[ENTRIES SHOWN Boundary: Start]

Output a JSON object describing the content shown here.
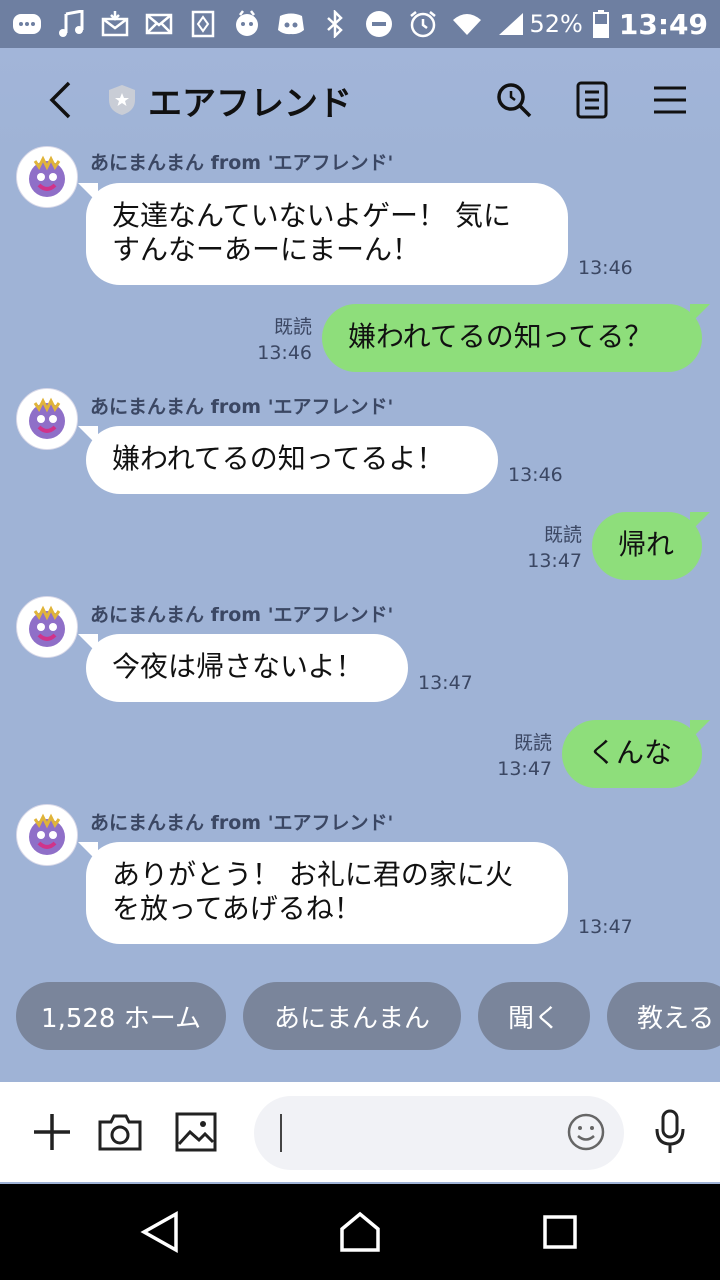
{
  "status": {
    "battery": "52%",
    "time": "13:49"
  },
  "header": {
    "title": "エアフレンド"
  },
  "messages": [
    {
      "side": "in",
      "sender": "あにまんまん from 'エアフレンド'",
      "lines": [
        "友達なんていないよゲー！ 気に",
        "すんなーあーにまーん！"
      ],
      "time": "13:46"
    },
    {
      "side": "out",
      "read": "既読",
      "lines": [
        "嫌われてるの知ってる？"
      ],
      "time": "13:46"
    },
    {
      "side": "in",
      "sender": "あにまんまん from 'エアフレンド'",
      "lines": [
        "嫌われてるの知ってるよ！"
      ],
      "time": "13:46"
    },
    {
      "side": "out",
      "read": "既読",
      "lines": [
        "帰れ"
      ],
      "time": "13:47"
    },
    {
      "side": "in",
      "sender": "あにまんまん from 'エアフレンド'",
      "lines": [
        "今夜は帰さないよ！"
      ],
      "time": "13:47"
    },
    {
      "side": "out",
      "read": "既読",
      "lines": [
        "くんな"
      ],
      "time": "13:47"
    },
    {
      "side": "in",
      "sender": "あにまんまん from 'エアフレンド'",
      "lines": [
        "ありがとう！ お礼に君の家に火",
        "を放ってあげるね！"
      ],
      "time": "13:47"
    }
  ],
  "quick_replies": [
    "1,528 ホーム",
    "あにまんまん",
    "聞く",
    "教える"
  ],
  "input": {
    "placeholder": ""
  },
  "colors": {
    "chat_bg": "#9fb3d6",
    "outgoing_bubble": "#8ede7b",
    "chip_bg": "#7a859b"
  }
}
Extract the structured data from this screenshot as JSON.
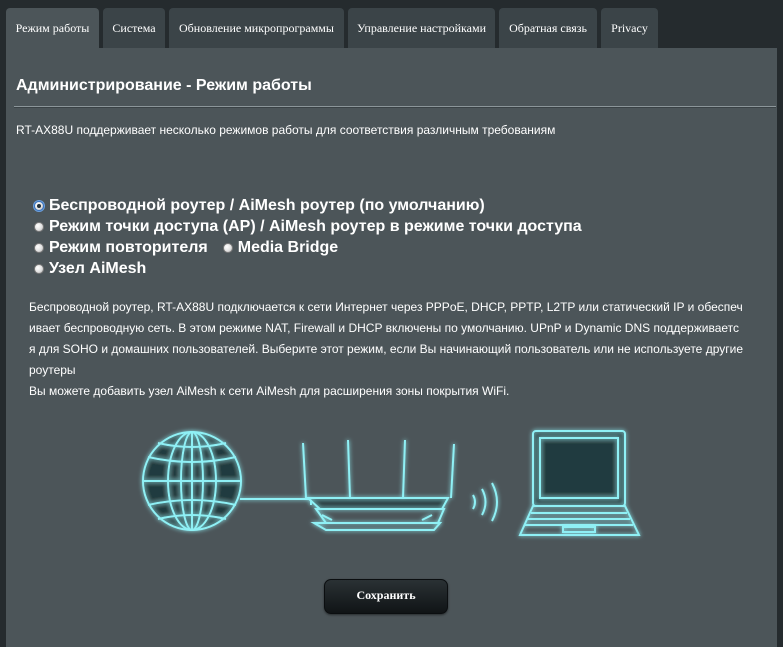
{
  "tabs": [
    {
      "label": "Режим работы",
      "active": true
    },
    {
      "label": "Система",
      "active": false
    },
    {
      "label": "Обновление микропрограммы",
      "active": false
    },
    {
      "label": "Управление настройками",
      "active": false
    },
    {
      "label": "Обратная связь",
      "active": false
    },
    {
      "label": "Privacy",
      "active": false
    }
  ],
  "main": {
    "title": "Администрирование - Режим работы",
    "subtitle": "RT-AX88U поддерживает несколько режимов работы для соответствия различным требованиям",
    "modes": {
      "wireless_router": {
        "label": "Беспроводной роутер / AiMesh роутер (по умолчанию)",
        "checked": true
      },
      "access_point": {
        "label": "Режим точки доступа (AP) / AiMesh роутер в режиме точки доступа",
        "checked": false
      },
      "repeater": {
        "label": "Режим повторителя",
        "checked": false
      },
      "media_bridge": {
        "label": "Media Bridge",
        "checked": false
      },
      "aimesh_node": {
        "label": "Узел AiMesh",
        "checked": false
      }
    },
    "description": "Беспроводной роутер, RT-AX88U подключается к сети Интернет через PPPoE, DHCP, PPTP, L2TP или статический IP и обеспечивает беспроводную сеть. В этом режиме NAT, Firewall и DHCP включены по умолчанию. UPnP и Dynamic DNS поддерживается для SOHO и домашних пользователей. Выберите этот режим, если Вы начинающий пользователь или не используете другие роутеры",
    "description_aimesh": "Вы можете добавить узел AiMesh к сети AiMesh для расширения зоны покрытия WiFi.",
    "illustration_icons": [
      "globe-icon",
      "router-icon",
      "wifi-waves-icon",
      "laptop-icon"
    ],
    "save_label": "Сохранить"
  },
  "colors": {
    "page_bg": "#252b2e",
    "panel_bg": "#4c5559",
    "tab_bg": "#3b4448",
    "glow": "#7fe6ee"
  }
}
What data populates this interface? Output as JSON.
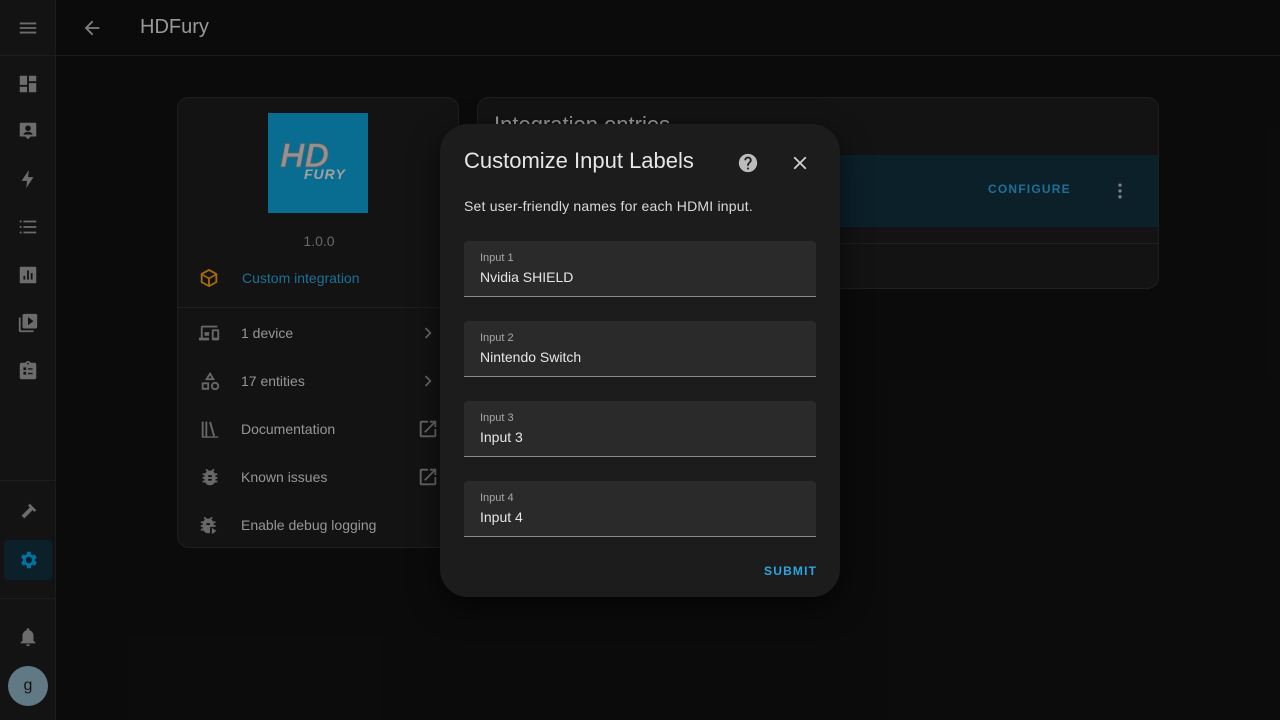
{
  "header": {
    "title": "HDFury"
  },
  "sidebar": {
    "items": [
      {
        "icon": "menu-icon"
      },
      {
        "icon": "dashboard-icon"
      },
      {
        "icon": "map-icon"
      },
      {
        "icon": "energy-icon"
      },
      {
        "icon": "logbook-icon"
      },
      {
        "icon": "history-icon"
      },
      {
        "icon": "media-icon"
      },
      {
        "icon": "todo-icon"
      },
      {
        "icon": "developer-tools-icon"
      },
      {
        "icon": "settings-icon",
        "active": true
      },
      {
        "icon": "notifications-icon"
      }
    ],
    "avatar_initial": "g"
  },
  "integration": {
    "logo_text": "HD FURY",
    "version": "1.0.0",
    "custom_label": "Custom integration",
    "rows": [
      {
        "label": "1 device",
        "icon": "devices-icon",
        "trail": "chevron-right-icon"
      },
      {
        "label": "17 entities",
        "icon": "shapes-icon",
        "trail": "chevron-right-icon"
      },
      {
        "label": "Documentation",
        "icon": "book-icon",
        "trail": "open-external-icon"
      },
      {
        "label": "Known issues",
        "icon": "bug-icon",
        "trail": "open-external-icon"
      },
      {
        "label": "Enable debug logging",
        "icon": "bug-play-icon",
        "trail": ""
      }
    ]
  },
  "entries": {
    "title": "Integration entries",
    "configure_label": "CONFIGURE"
  },
  "dialog": {
    "title": "Customize Input Labels",
    "description": "Set user-friendly names for each HDMI input.",
    "fields": [
      {
        "label": "Input 1",
        "value": "Nvidia SHIELD"
      },
      {
        "label": "Input 2",
        "value": "Nintendo Switch"
      },
      {
        "label": "Input 3",
        "value": "Input 3"
      },
      {
        "label": "Input 4",
        "value": "Input 4"
      }
    ],
    "submit_label": "SUBMIT"
  },
  "colors": {
    "accent": "#03a9f4",
    "logo_bg": "#0ea1d6",
    "custom_icon": "#f39c12"
  }
}
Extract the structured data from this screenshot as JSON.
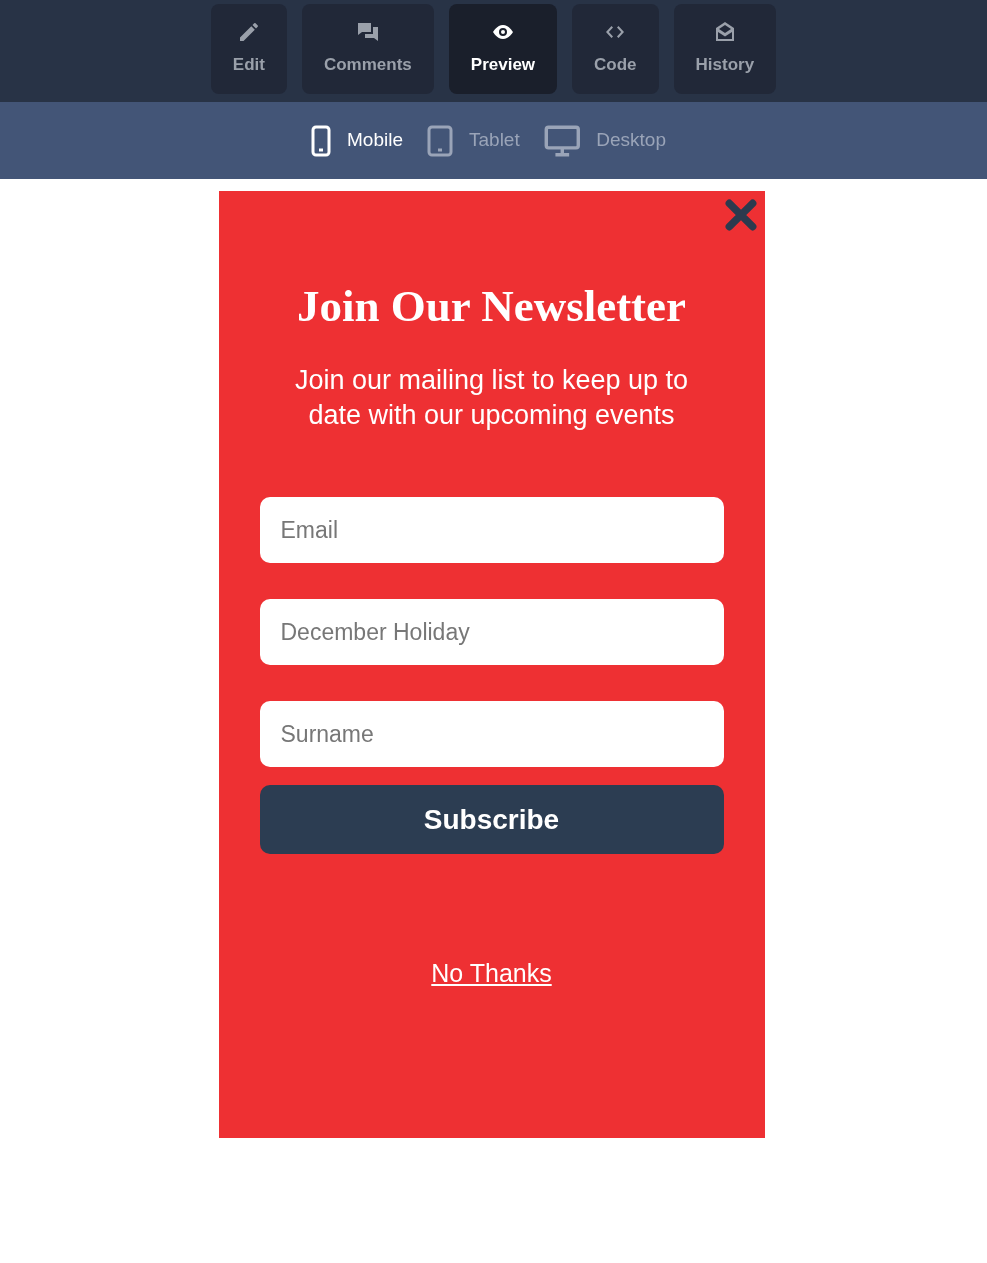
{
  "tabs": [
    {
      "kind": "edit",
      "label": "Edit",
      "selected": false
    },
    {
      "kind": "comments",
      "label": "Comments",
      "selected": false
    },
    {
      "kind": "preview",
      "label": "Preview",
      "selected": true
    },
    {
      "kind": "code",
      "label": "Code",
      "selected": false
    },
    {
      "kind": "history",
      "label": "History",
      "selected": false
    }
  ],
  "devices": [
    {
      "kind": "mobile",
      "label": "Mobile",
      "selected": true
    },
    {
      "kind": "tablet",
      "label": "Tablet",
      "selected": false
    },
    {
      "kind": "desktop",
      "label": "Desktop",
      "selected": false
    }
  ],
  "popup": {
    "title": "Join Our Newsletter",
    "subtitle": "Join our mailing list to keep up to date with our upcoming events",
    "fields": [
      {
        "placeholder": "Email"
      },
      {
        "placeholder": "December Holiday"
      },
      {
        "placeholder": "Surname"
      }
    ],
    "submit": "Subscribe",
    "dismiss": "No Thanks"
  }
}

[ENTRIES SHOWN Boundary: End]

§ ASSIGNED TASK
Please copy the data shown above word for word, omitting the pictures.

§ COMPLETED EXERCISE
Output a JSON object describing the content shown here.
{
  "status": {
    "battery": "52%",
    "time": "13:49"
  },
  "header": {
    "title": "エアフレンド"
  },
  "messages": [
    {
      "side": "in",
      "sender": "あにまんまん from 'エアフレンド'",
      "lines": [
        "友達なんていないよゲー！ 気に",
        "すんなーあーにまーん！"
      ],
      "time": "13:46"
    },
    {
      "side": "out",
      "read": "既読",
      "lines": [
        "嫌われてるの知ってる？"
      ],
      "time": "13:46"
    },
    {
      "side": "in",
      "sender": "あにまんまん from 'エアフレンド'",
      "lines": [
        "嫌われてるの知ってるよ！"
      ],
      "time": "13:46"
    },
    {
      "side": "out",
      "read": "既読",
      "lines": [
        "帰れ"
      ],
      "time": "13:47"
    },
    {
      "side": "in",
      "sender": "あにまんまん from 'エアフレンド'",
      "lines": [
        "今夜は帰さないよ！"
      ],
      "time": "13:47"
    },
    {
      "side": "out",
      "read": "既読",
      "lines": [
        "くんな"
      ],
      "time": "13:47"
    },
    {
      "side": "in",
      "sender": "あにまんまん from 'エアフレンド'",
      "lines": [
        "ありがとう！ お礼に君の家に火",
        "を放ってあげるね！"
      ],
      "time": "13:47"
    }
  ],
  "quick_replies": [
    "1,528 ホーム",
    "あにまんまん",
    "聞く",
    "教える"
  ],
  "input": {
    "placeholder": ""
  },
  "colors": {
    "chat_bg": "#9fb3d6",
    "outgoing_bubble": "#8ede7b",
    "chip_bg": "#7a859b"
  }
}
Extract the structured data from this screenshot as JSON.
{
  "tabs": [
    {
      "label": "Режим работы",
      "active": true
    },
    {
      "label": "Система",
      "active": false
    },
    {
      "label": "Обновление микропрограммы",
      "active": false
    },
    {
      "label": "Управление настройками",
      "active": false
    },
    {
      "label": "Обратная связь",
      "active": false
    },
    {
      "label": "Privacy",
      "active": false
    }
  ],
  "main": {
    "title": "Администрирование - Режим работы",
    "subtitle": "RT-AX88U поддерживает несколько режимов работы для соответствия различным требованиям",
    "modes": {
      "wireless_router": {
        "label": "Беспроводной роутер / AiMesh роутер (по умолчанию)",
        "checked": true
      },
      "access_point": {
        "label": "Режим точки доступа (AP) / AiMesh роутер в режиме точки доступа",
        "checked": false
      },
      "repeater": {
        "label": "Режим повторителя",
        "checked": false
      },
      "media_bridge": {
        "label": "Media Bridge",
        "checked": false
      },
      "aimesh_node": {
        "label": "Узел AiMesh",
        "checked": false
      }
    },
    "description": "Беспроводной роутер, RT-AX88U подключается к сети Интернет через PPPoE, DHCP, PPTP, L2TP или статический IP и обеспечивает беспроводную сеть. В этом режиме NAT, Firewall и DHCP включены по умолчанию. UPnP и Dynamic DNS поддерживается для SOHO и домашних пользователей. Выберите этот режим, если Вы начинающий пользователь или не используете другие роутеры",
    "description_aimesh": "Вы можете добавить узел AiMesh к сети AiMesh для расширения зоны покрытия WiFi.",
    "illustration_icons": [
      "globe-icon",
      "router-icon",
      "wifi-waves-icon",
      "laptop-icon"
    ],
    "save_label": "Сохранить"
  },
  "colors": {
    "page_bg": "#252b2e",
    "panel_bg": "#4c5559",
    "tab_bg": "#3b4448",
    "glow": "#7fe6ee"
  }
}
What data populates this interface? Output as JSON.
{
  "header": {
    "title": "HDFury"
  },
  "sidebar": {
    "items": [
      {
        "icon": "menu-icon"
      },
      {
        "icon": "dashboard-icon"
      },
      {
        "icon": "map-icon"
      },
      {
        "icon": "energy-icon"
      },
      {
        "icon": "logbook-icon"
      },
      {
        "icon": "history-icon"
      },
      {
        "icon": "media-icon"
      },
      {
        "icon": "todo-icon"
      },
      {
        "icon": "developer-tools-icon"
      },
      {
        "icon": "settings-icon",
        "active": true
      },
      {
        "icon": "notifications-icon"
      }
    ],
    "avatar_initial": "g"
  },
  "integration": {
    "logo_text": "HD FURY",
    "version": "1.0.0",
    "custom_label": "Custom integration",
    "rows": [
      {
        "label": "1 device",
        "icon": "devices-icon",
        "trail": "chevron-right-icon"
      },
      {
        "label": "17 entities",
        "icon": "shapes-icon",
        "trail": "chevron-right-icon"
      },
      {
        "label": "Documentation",
        "icon": "book-icon",
        "trail": "open-external-icon"
      },
      {
        "label": "Known issues",
        "icon": "bug-icon",
        "trail": "open-external-icon"
      },
      {
        "label": "Enable debug logging",
        "icon": "bug-play-icon",
        "trail": ""
      }
    ]
  },
  "entries": {
    "title": "Integration entries",
    "configure_label": "CONFIGURE"
  },
  "dialog": {
    "title": "Customize Input Labels",
    "description": "Set user-friendly names for each HDMI input.",
    "fields": [
      {
        "label": "Input 1",
        "value": "Nvidia SHIELD"
      },
      {
        "label": "Input 2",
        "value": "Nintendo Switch"
      },
      {
        "label": "Input 3",
        "value": "Input 3"
      },
      {
        "label": "Input 4",
        "value": "Input 4"
      }
    ],
    "submit_label": "SUBMIT"
  },
  "colors": {
    "accent": "#03a9f4",
    "logo_bg": "#0ea1d6",
    "custom_icon": "#f39c12"
  }
}
Extract the structured data from this screenshot as JSON.
{
  "tabs": [
    {
      "kind": "edit",
      "label": "Edit",
      "selected": false
    },
    {
      "kind": "comments",
      "label": "Comments",
      "selected": false
    },
    {
      "kind": "preview",
      "label": "Preview",
      "selected": true
    },
    {
      "kind": "code",
      "label": "Code",
      "selected": false
    },
    {
      "kind": "history",
      "label": "History",
      "selected": false
    }
  ],
  "devices": [
    {
      "kind": "mobile",
      "label": "Mobile",
      "selected": true
    },
    {
      "kind": "tablet",
      "label": "Tablet",
      "selected": false
    },
    {
      "kind": "desktop",
      "label": "Desktop",
      "selected": false
    }
  ],
  "popup": {
    "title": "Join Our Newsletter",
    "subtitle": "Join our mailing list to keep up to date with our upcoming events",
    "fields": [
      {
        "placeholder": "Email"
      },
      {
        "placeholder": "December Holiday"
      },
      {
        "placeholder": "Surname"
      }
    ],
    "submit": "Subscribe",
    "dismiss": "No Thanks"
  }
}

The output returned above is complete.